This exemption is limited to the fair cash value that was added to the homestead property by any new improvement, up to an annual maximum of $75,000. The exemption continues for four years from the date the improvement is completed. Routine maintenance, such as siding, replacement windows, or a new roof does not qualify. Home must be owner occupied.
Senior Citizens Homestead Exemption (35 ILCS 200/15-170)
Persons 65 years of age or older who live in a home they own, or have a legal or equitable interest in by a written instrument, are eligible to apply for the homestead exemption. This exemption reduces the equalized assessed value (EAV) of their home by $5,000.
Senior Citizens Assessment Freeze Homestead Exemption (35 ILCS 200/15-172)
This exemption allows qualified senior citizens to maintain the equalized assessed value (EAV) of their home at the base year value and prevent increases due to inflation. The base year generally is the year prior to the year the senior citizen first qualifies and applies for the exemption.
This exemption does not freeze the amount of your property taxes. Property taxes could increase if the tax rate increases. The assessment and tax bill may also increase if improvements are added. If the equalized assessed value of the home decreases, the senior citizen would benefit from the reduction.
To qualify for this exemption, you must be 65 years of age or older during the taxable year, and have a total household income of $55,000 or less. You must have used the property as your principal place of residence for the previous year and the current year. You must have owned the property, or had a legal or equitable interest in the property by a written instrument, as of January 1 of the previous year and the current year. You must be liable for the payment of property taxes on the property. This exemption must be renewed yearly by July 1.
Disabled Veterans’ Exemption (35 ILCS 200/15-165)
This exemption is determined by the Illinois Department of Veterans’ Affairs. It may be up to $70,000 of the equalized assessed value (EAV) for housing owned and used by a disabled veteran or his or her unmarried surviving spouse. This exemption is renewed yearly.
Returning Veterans’ Homestead Exemption (35 ILCS 200/15-167)

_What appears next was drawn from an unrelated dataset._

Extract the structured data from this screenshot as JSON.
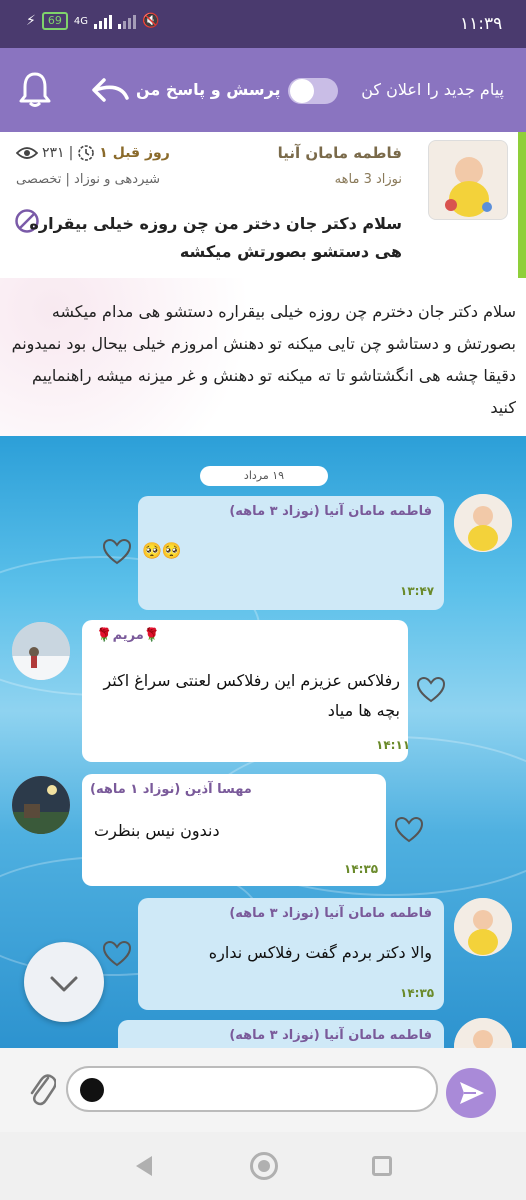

This exemption grants a $5,000 reduction for two consecutive years in a property’s equalized assessed value (EAV) to qualifying veterans who return from active duty in an armed conflict involving the armed forces of the United States. Veteran must own and occupy the property as their principal residence on January 1 of each assessment year. To receive this exemption, the veteran must file an application upon their return home.
Disabled Persons’ Homestead Exemption (35 ILCS 200/15-168)

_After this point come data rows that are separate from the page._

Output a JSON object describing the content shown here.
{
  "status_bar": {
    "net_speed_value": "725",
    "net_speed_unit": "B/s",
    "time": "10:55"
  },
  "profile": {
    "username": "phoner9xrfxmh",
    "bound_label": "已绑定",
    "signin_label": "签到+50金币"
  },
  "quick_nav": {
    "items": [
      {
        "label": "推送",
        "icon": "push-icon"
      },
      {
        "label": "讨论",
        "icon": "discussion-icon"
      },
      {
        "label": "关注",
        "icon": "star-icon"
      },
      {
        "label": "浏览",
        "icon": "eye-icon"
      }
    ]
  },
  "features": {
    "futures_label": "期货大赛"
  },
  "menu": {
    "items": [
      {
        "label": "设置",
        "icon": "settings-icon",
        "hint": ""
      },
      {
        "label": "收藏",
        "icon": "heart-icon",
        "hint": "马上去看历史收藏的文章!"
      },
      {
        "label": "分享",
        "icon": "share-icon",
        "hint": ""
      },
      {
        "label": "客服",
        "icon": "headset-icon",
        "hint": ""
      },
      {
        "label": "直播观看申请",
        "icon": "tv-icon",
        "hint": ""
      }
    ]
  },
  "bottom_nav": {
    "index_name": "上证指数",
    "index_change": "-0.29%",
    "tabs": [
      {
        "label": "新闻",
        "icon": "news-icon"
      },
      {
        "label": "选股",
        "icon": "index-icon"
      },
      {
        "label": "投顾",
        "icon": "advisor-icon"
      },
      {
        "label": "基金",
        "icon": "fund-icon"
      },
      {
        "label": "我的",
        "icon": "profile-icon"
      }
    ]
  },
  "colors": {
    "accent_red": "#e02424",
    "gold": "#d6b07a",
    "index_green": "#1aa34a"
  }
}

This exemption grants a $2,000 reduction in equalized assessed value (EAV) to a property owned by a qualifying disabled person. A disabled person must file an annual renewal by the July 1 to continue to receive this exemption.
Disabled Veterans’ Standard Homestead Exemption (35 ILCS 200/15-169)

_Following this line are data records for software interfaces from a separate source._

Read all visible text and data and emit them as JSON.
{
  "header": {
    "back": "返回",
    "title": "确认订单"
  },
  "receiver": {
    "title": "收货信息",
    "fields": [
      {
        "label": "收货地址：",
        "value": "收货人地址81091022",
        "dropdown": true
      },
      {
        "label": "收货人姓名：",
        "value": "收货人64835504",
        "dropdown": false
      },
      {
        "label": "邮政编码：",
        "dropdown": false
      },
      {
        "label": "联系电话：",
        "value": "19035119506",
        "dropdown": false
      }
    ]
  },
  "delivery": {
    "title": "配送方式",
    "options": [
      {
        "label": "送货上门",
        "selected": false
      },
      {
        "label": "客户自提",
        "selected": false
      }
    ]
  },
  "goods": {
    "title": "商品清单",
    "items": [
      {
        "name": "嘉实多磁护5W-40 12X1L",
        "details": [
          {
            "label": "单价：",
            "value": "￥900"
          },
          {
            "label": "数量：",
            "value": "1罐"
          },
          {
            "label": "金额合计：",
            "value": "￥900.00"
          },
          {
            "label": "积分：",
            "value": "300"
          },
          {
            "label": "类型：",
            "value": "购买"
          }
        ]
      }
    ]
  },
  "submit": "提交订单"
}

This exemption grants a reduction in equalized assessed value (EAV) to a property owned by a qualifying veteran with a service-connected disability certified by the U. S. Department of Veterans’ Affairs.
The benefits for this exemption have changed as follows:
- Veterans or surviving spouses of veterans with at least 30% service-connected disability, but less than 50%, will receive a $2,500 annual exemption.
- Veterans or surviving spouses of veterans with a service-connected disability of 50%, but less than 70%, will receive a $5,000 annual exemption.
- Veterans or surviving spouses of veterans with a service-connected disability of 70% or more will be exempt from paying property taxes on their primary residences.
Non-homestead Exemptions (35 ILCS 200/15-5 through 35 ILCS 200/15-160)
Properties of federal, state and local governments as well as religious, charitable, and educational organizations are eligible for exemption from property taxes. The organization must apply for exemption to the Board of Review which makes a recommendation and forwards the application to the Department of Revenue for a final decision. Applications are available at the Supervisor of Assessments office.
More Information: Illinois Dept of Veteran Affairs